The consultation sets out the PPF’s proposals to make the pension protection levy paid by eligible pension schemes more tailored to the individual risk that each scheme poses to it. The key features of its proposals are to assess the probability of a scheme’s sponsoring employer going bust during a five-year period, in addition to the current one-year period, and take account of the risk that a scheme’s investment strategy poses to the PPF when calculating its individual levy.
Including longer-term risk when calculating individual levies is intended to result in fairer bills for levy payers. It may also help to make individual levies less volatile and more predictable.
Partha Dasgupta, chief executive of the PPF, said: “Levy payers have given is a strong message that the current system does not differentiate enough between schemes, and that levy bills should be less volatile.
“The proposals will change the distribution of the levy among schemes to more accurately reflect the risks that we face – there are a similar number of schemes that will pay more as will pay less.”
However John Ball, head of defined benefit consulting at Watson Wyatt, said that sponsor’s of well-funded schemes could end up paying more. “Charging schemes according to how risky their asset allocation is may sound like the right thing to do but is easier said than done. It is too simple to say that bonds are low risk if a scheme invests in short-dated bonds that are not linked to inflation when its liabilities are long-term and inflation-linked.”
He warned that one-in-six schemes could end up paying more under the proposals and one in ten could see their bills double.

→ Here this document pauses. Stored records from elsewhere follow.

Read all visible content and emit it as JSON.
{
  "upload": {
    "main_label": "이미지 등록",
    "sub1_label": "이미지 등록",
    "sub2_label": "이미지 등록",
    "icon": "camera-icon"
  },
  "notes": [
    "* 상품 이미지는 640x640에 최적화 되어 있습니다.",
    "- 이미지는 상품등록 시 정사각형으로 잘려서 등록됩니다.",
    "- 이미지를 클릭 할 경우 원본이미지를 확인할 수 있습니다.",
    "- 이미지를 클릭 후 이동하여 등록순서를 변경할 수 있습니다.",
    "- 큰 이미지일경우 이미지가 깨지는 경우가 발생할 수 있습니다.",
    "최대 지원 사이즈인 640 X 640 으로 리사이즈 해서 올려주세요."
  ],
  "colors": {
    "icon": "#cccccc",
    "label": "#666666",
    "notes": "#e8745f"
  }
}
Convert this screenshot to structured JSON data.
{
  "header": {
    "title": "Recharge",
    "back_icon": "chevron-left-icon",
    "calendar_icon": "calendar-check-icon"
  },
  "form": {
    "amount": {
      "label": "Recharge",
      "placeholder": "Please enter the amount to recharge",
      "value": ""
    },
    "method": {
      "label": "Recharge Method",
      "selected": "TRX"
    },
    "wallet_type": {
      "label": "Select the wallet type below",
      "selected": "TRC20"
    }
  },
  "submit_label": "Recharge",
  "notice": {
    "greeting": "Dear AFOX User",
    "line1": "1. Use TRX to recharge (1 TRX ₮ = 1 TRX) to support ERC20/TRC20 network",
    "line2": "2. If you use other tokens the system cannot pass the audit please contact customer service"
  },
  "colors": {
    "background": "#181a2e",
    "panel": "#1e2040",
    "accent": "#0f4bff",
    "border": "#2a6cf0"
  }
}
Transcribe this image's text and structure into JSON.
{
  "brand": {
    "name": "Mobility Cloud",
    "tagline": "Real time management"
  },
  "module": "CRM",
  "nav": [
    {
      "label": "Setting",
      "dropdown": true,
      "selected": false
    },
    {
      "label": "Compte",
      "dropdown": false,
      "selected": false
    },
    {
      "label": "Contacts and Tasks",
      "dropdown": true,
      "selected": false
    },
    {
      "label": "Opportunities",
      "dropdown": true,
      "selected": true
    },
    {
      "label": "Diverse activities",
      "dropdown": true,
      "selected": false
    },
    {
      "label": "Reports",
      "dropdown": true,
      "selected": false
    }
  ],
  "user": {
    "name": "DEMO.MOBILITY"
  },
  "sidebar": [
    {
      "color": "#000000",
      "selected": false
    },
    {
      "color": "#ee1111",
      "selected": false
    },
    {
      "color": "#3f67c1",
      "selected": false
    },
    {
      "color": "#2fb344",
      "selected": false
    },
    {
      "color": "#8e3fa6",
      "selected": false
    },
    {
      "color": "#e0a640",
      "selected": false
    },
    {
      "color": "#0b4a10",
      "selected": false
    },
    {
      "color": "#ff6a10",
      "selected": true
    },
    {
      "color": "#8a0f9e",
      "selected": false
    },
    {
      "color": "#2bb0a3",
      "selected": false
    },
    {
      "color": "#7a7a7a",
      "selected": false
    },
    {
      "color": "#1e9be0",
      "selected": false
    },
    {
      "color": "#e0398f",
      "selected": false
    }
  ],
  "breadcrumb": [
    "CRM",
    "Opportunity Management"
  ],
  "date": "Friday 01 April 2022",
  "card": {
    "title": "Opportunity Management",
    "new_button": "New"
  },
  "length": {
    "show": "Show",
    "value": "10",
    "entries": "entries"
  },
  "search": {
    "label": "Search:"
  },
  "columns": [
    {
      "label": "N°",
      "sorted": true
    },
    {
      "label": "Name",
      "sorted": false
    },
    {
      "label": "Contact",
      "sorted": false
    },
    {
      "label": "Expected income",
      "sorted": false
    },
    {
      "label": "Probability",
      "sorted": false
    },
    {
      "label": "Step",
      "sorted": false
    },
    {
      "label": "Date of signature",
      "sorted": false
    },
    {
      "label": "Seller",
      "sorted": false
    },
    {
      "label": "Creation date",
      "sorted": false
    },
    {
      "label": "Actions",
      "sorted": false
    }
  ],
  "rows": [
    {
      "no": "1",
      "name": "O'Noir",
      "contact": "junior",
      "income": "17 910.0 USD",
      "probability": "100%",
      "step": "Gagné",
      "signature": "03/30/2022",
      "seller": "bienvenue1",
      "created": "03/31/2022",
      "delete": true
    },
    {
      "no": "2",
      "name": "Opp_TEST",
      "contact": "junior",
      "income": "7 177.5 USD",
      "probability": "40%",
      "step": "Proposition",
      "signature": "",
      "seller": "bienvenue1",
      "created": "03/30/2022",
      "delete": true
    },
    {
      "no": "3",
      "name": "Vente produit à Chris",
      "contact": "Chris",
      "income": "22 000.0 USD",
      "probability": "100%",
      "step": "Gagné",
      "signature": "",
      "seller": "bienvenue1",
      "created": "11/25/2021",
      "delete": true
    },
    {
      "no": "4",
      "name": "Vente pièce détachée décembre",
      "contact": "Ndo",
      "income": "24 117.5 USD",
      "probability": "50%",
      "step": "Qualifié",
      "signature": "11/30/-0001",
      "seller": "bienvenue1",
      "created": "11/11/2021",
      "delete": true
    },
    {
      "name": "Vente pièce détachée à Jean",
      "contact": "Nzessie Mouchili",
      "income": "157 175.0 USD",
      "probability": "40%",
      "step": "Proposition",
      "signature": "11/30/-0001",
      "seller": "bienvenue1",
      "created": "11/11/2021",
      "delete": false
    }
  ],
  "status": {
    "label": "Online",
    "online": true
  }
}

The consultation will run for three months. If the proposals are accepted, they will be implemented in 2011/12 and will represent the culmination of the development of the levy.